Task details :: Return every entry exactly as written.

━━━━━ Record excerpts

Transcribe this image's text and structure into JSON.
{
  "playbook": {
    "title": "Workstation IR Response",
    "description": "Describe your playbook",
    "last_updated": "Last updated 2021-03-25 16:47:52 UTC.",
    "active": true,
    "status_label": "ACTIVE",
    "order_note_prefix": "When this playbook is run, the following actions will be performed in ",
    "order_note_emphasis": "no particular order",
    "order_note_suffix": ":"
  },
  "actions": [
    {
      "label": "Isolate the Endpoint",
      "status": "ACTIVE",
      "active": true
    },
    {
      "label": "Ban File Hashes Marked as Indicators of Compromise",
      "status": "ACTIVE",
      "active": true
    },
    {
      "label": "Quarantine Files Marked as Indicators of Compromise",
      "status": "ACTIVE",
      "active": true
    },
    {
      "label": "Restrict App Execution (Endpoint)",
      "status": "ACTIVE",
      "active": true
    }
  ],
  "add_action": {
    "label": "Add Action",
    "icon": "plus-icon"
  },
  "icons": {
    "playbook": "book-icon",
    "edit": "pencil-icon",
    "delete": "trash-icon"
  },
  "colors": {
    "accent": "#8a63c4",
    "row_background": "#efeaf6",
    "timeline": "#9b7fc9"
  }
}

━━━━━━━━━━

Result of the task ::
Transcribe this image's text and structure into JSON.
{
  "playbook": {
    "title": "Workstation IR Response",
    "description": "Describe your playbook",
    "last_updated": "Last updated 2021-03-25 16:47:52 UTC.",
    "active": true,
    "status_label": "ACTIVE",
    "order_note_prefix": "When this playbook is run, the following actions will be performed in ",
    "order_note_emphasis": "no particular order",
    "order_note_suffix": ":"
  },
  "actions": [
    {
      "label": "Isolate the Endpoint",
      "status": "ACTIVE",
      "active": true
    },
    {
      "label": "Ban File Hashes Marked as Indicators of Compromise",
      "status": "ACTIVE",
      "active": true
    },
    {
      "label": "Quarantine Files Marked as Indicators of Compromise",
      "status": "ACTIVE",
      "active": true
    },
    {
      "label": "Restrict App Execution (Endpoint)",
      "status": "ACTIVE",
      "active": true
    }
  ],
  "add_action": {
    "label": "Add Action",
    "icon": "plus-icon"
  },
  "icons": {
    "playbook": "book-icon",
    "edit": "pencil-icon",
    "delete": "trash-icon"
  },
  "colors": {
    "accent": "#8a63c4",
    "row_background": "#efeaf6",
    "timeline": "#9b7fc9"
  }
}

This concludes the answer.